= Prompt =
Nothing but the pictures is dropped; write out all the remaining data below exactly.

= Provided data =
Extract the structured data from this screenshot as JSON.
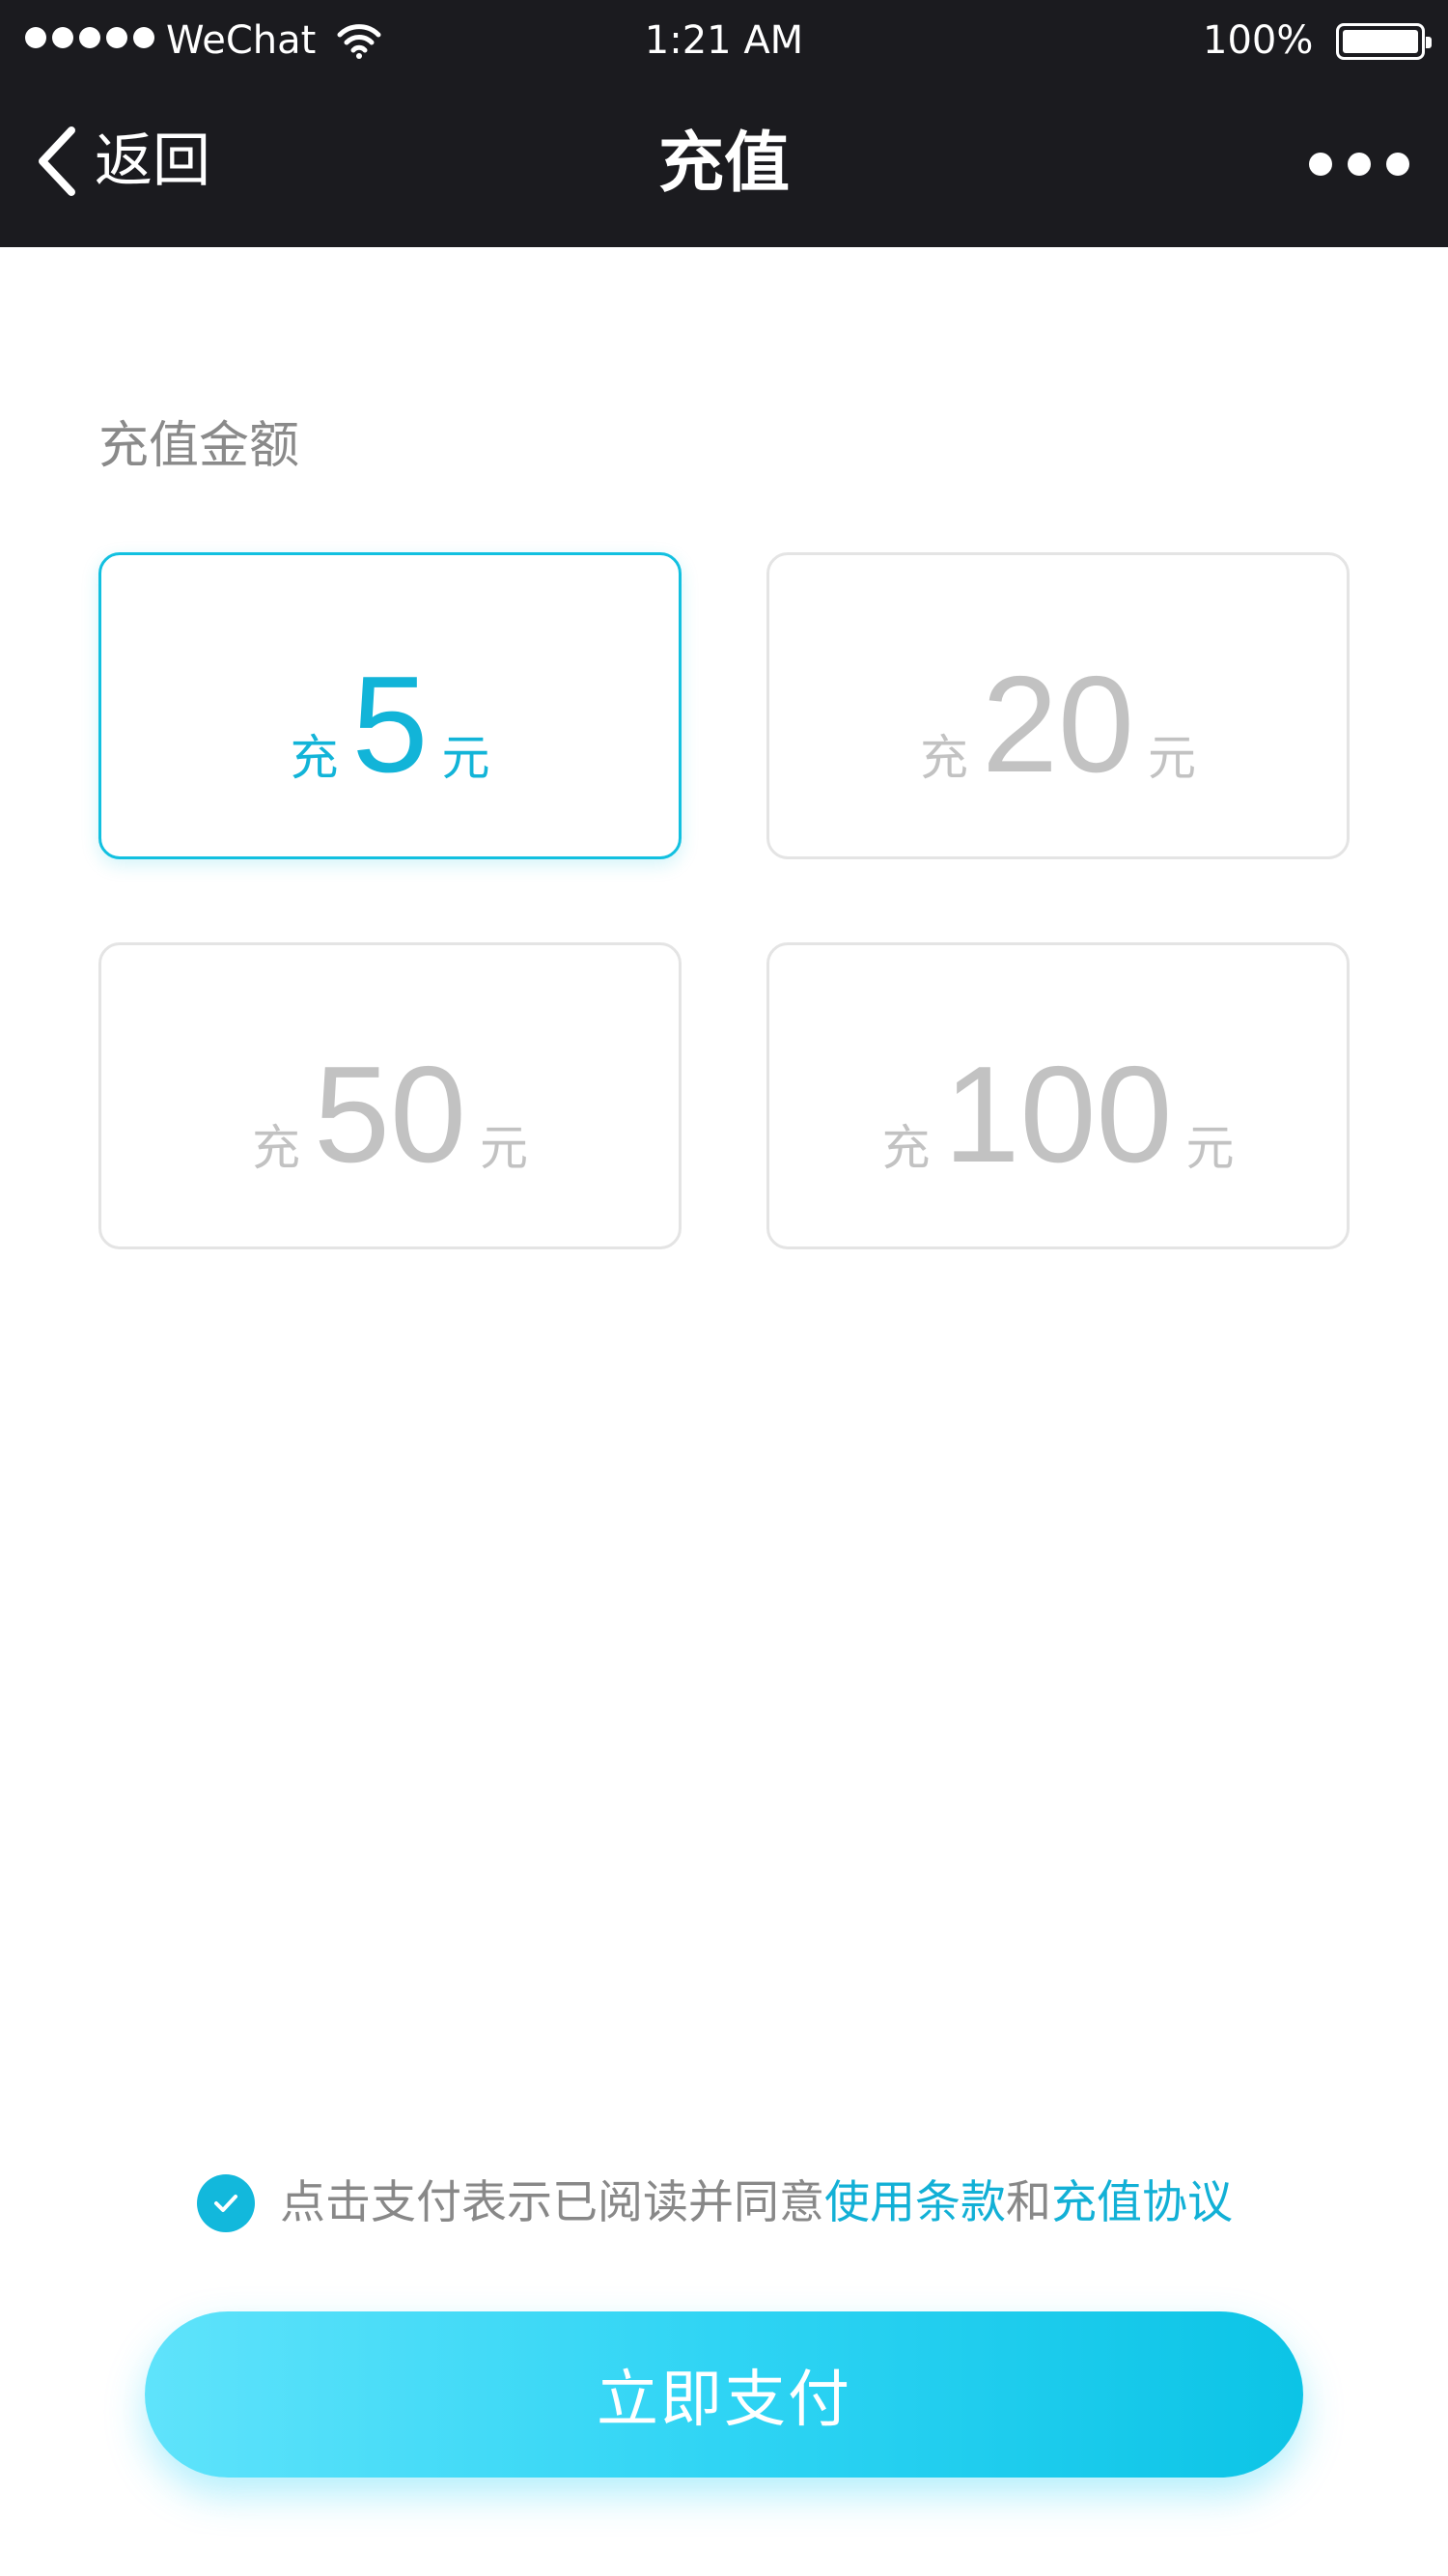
{
  "status_bar": {
    "carrier": "WeChat",
    "time": "1:21 AM",
    "battery_percent": "100%",
    "battery_level": 1.0
  },
  "nav": {
    "back_label": "返回",
    "title": "充值"
  },
  "recharge": {
    "section_label": "充值金额",
    "options": [
      {
        "prefix": "充",
        "amount": "5",
        "unit": "元",
        "selected": true
      },
      {
        "prefix": "充",
        "amount": "20",
        "unit": "元",
        "selected": false
      },
      {
        "prefix": "充",
        "amount": "50",
        "unit": "元",
        "selected": false
      },
      {
        "prefix": "充",
        "amount": "100",
        "unit": "元",
        "selected": false
      }
    ]
  },
  "agreement": {
    "checked": true,
    "text_before": "点击支付表示已阅读并同意",
    "terms_link": "使用条款",
    "conjunction": "和",
    "agreement_link": "充值协议"
  },
  "pay_button": {
    "label": "立即支付"
  },
  "colors": {
    "accent": "#12b8dc",
    "bar_background": "#1b1b1f",
    "unselected_text": "#c2c2c2"
  }
}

= Answer to the problem =
Extract the structured data from this screenshot as JSON.
{
  "status_bar": {
    "carrier": "WeChat",
    "time": "1:21 AM",
    "battery_percent": "100%",
    "battery_level": 1.0
  },
  "nav": {
    "back_label": "返回",
    "title": "充值"
  },
  "recharge": {
    "section_label": "充值金额",
    "options": [
      {
        "prefix": "充",
        "amount": "5",
        "unit": "元",
        "selected": true
      },
      {
        "prefix": "充",
        "amount": "20",
        "unit": "元",
        "selected": false
      },
      {
        "prefix": "充",
        "amount": "50",
        "unit": "元",
        "selected": false
      },
      {
        "prefix": "充",
        "amount": "100",
        "unit": "元",
        "selected": false
      }
    ]
  },
  "agreement": {
    "checked": true,
    "text_before": "点击支付表示已阅读并同意",
    "terms_link": "使用条款",
    "conjunction": "和",
    "agreement_link": "充值协议"
  },
  "pay_button": {
    "label": "立即支付"
  },
  "colors": {
    "accent": "#12b8dc",
    "bar_background": "#1b1b1f",
    "unselected_text": "#c2c2c2"
  }
}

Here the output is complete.